With live sports mostly on hold across the United States and in much of Europe, TV networks are considering the possibility of losing some of their most popular programming, a big key to keeping audiences with many other types of programming moving increasingly to streaming platforms.
The networks that carry NBA games are likely to see an ad revenue impact, though it's not yet clear whether they'll remain responsible for the rights-fees payments for games that may not be played because of the Covid-19 Pandemic. That includes the now up-in-the-air NBA and NHL playoffs and events already canceled such as the NCAA men's and women's basketball tournaments.
TV Companies Affected By Coronavirus
Decisions by league and NCAA officials this week to suspend or cancel play will certainly affect Walt Disney Co. (NYSE: DIS), parent of ESPN, which carries NBA games and was scheduled to televise the now-canceled women's college tournament. Also warily eyeing the situation will be AT&T Inc. (NYSE: T), parent of the Turner networks, which will miss out this year on the chance to televise NCAA men's tournament games - one of the nation's most popular sporting events.
Whether the networks will have to make rights payments for games they don't end up showing isn't yet clear. The Wall Street Journal noted in a story Friday the networks paid rights fees during the lockout-shortened NBA season of 1998-99, even though some games weren't played.

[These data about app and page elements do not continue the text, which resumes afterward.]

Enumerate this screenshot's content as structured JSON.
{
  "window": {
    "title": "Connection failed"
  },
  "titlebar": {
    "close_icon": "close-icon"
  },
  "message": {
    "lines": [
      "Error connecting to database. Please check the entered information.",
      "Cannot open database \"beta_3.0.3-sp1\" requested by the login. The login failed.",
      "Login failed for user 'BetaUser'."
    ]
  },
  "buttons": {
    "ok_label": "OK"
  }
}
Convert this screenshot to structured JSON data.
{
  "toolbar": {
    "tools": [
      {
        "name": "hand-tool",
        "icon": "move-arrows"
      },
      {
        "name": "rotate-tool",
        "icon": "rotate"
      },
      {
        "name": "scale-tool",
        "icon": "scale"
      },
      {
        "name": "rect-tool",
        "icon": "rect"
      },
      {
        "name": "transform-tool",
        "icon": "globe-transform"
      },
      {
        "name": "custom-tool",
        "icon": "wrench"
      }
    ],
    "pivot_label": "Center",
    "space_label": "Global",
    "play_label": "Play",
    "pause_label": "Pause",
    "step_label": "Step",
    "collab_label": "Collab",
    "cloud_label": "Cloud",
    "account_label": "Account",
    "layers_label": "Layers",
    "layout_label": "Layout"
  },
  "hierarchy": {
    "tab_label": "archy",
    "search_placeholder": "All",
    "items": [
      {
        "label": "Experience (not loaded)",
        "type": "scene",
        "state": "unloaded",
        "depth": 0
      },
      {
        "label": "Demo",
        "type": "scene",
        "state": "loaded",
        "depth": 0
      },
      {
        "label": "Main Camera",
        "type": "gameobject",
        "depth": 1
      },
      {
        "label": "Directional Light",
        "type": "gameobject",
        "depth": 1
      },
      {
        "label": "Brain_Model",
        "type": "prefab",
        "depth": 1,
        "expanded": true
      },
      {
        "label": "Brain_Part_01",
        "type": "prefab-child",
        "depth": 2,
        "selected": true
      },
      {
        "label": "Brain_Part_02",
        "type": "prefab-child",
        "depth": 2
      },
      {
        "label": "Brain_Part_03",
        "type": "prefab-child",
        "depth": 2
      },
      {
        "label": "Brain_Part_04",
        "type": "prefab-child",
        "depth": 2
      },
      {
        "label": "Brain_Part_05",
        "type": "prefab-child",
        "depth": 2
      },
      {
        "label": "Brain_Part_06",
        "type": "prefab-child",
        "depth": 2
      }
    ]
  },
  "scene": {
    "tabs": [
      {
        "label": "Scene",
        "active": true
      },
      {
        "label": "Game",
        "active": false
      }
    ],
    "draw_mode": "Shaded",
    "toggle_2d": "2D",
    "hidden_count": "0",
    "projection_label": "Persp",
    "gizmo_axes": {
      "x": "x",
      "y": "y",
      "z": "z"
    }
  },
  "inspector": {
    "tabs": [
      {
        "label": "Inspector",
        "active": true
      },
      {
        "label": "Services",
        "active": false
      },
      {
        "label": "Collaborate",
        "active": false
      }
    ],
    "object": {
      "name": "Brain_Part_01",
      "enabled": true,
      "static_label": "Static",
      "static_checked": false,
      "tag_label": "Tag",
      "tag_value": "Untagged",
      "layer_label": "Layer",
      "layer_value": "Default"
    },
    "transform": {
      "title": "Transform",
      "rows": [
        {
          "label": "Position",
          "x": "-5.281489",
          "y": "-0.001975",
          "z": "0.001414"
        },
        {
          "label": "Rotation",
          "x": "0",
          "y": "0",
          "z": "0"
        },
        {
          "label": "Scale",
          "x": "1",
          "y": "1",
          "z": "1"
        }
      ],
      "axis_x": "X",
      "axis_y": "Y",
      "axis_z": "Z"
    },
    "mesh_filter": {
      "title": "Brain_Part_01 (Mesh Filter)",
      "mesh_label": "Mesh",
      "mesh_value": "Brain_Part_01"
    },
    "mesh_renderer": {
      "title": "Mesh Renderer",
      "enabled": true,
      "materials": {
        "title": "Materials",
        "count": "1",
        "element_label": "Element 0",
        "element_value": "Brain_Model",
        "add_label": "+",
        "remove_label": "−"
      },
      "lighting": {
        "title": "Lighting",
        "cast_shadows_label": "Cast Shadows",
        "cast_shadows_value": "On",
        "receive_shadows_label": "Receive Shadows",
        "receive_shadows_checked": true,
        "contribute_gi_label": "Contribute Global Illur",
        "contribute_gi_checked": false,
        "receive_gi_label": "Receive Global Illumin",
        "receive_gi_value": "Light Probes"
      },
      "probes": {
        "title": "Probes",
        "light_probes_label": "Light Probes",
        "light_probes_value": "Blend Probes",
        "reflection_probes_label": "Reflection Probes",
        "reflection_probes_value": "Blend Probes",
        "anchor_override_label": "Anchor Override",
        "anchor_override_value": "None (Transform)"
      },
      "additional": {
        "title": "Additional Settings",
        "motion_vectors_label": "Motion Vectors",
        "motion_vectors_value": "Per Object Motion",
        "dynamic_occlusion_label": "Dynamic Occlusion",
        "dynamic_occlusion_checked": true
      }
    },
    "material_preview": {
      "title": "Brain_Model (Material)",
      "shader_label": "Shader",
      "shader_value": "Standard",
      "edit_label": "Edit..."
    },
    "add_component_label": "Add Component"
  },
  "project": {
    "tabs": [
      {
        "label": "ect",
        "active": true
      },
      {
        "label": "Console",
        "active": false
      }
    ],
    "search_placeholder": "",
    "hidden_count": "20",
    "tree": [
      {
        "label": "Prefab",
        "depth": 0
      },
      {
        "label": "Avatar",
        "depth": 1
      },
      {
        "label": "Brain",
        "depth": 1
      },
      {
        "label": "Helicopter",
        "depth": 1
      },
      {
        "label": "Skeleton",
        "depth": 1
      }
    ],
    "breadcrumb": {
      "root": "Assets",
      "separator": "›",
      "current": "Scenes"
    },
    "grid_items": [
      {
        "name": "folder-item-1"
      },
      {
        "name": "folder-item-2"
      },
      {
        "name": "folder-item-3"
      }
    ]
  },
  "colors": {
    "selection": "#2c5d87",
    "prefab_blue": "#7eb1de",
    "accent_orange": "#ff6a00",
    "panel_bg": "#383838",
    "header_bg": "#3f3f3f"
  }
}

In addition to the women's basketball tournament, ESPN also has the rights to televise many Major League Soccer games. That league put its season on hold on Thursday.
Other media giants Comcast Corporation (NASDAQ: CMCSA), which owns NBC, and CBS Corporation (NASDAQ: VIAC) stand to lose sports programming. Sinclair Broadcast Group Inc. (NASDAQ: SBGI) stations carry NBA games in some local markets.
Ironically, the problem of losing popular sports broadcasts comes as TV networks had been anticipating a strong spring and summer. But some analysts have said the networks could be boosted during the virus outbreak period as people stay home and many watch more TV, including increased news about the virus.
Investors may be taking that into account: stocks of many of the major TV network companies were up on Friday at time of writing, including Disney, which saw its shares up about 3.75%, AT&T, which was up more than 2.2%, and Comcast, which was up just under 2%.
But the outbreak also comes as TV networks that deliver content through cable, satellite, or over the air channels, have faced the threat of viewers moving to streaming platforms. One buffer against the exodus has been live sports, which have remained popular on traditional TV.
There's another huge TV sports event on the horizon: the 2020 Summer Olympics in Japan, which as of now, remains scheduled to take place. NBC has the rights to carry the Olympics on U.S. television.
Big Financial Hit To NCAA, Schools
While the networks may see ad revenue drop without the highly-rated contests, the bigger financial victim of the virus may be the NCAA because of how much it relies on March Madness for its revenue. The tournament is the organization's top source of money by far. The more than $800 million it brings in annually from television and marketing deals, and the roughly $180 million it gets from ticket sales to the games make up more than 75% of the association's annual revenue.
The schools also will suffer because much of that money from the tournament is funneled back to participating universities.
The professionals also are facing hits to their budgets from losses of games. In addition to ticket receipts, some leagues have TV contracts that require games to be played for them to collect revenue. Britain's Premier League soccer league has broadcasting contracts that would cost the clubs rather than the TV networks if games are canceled.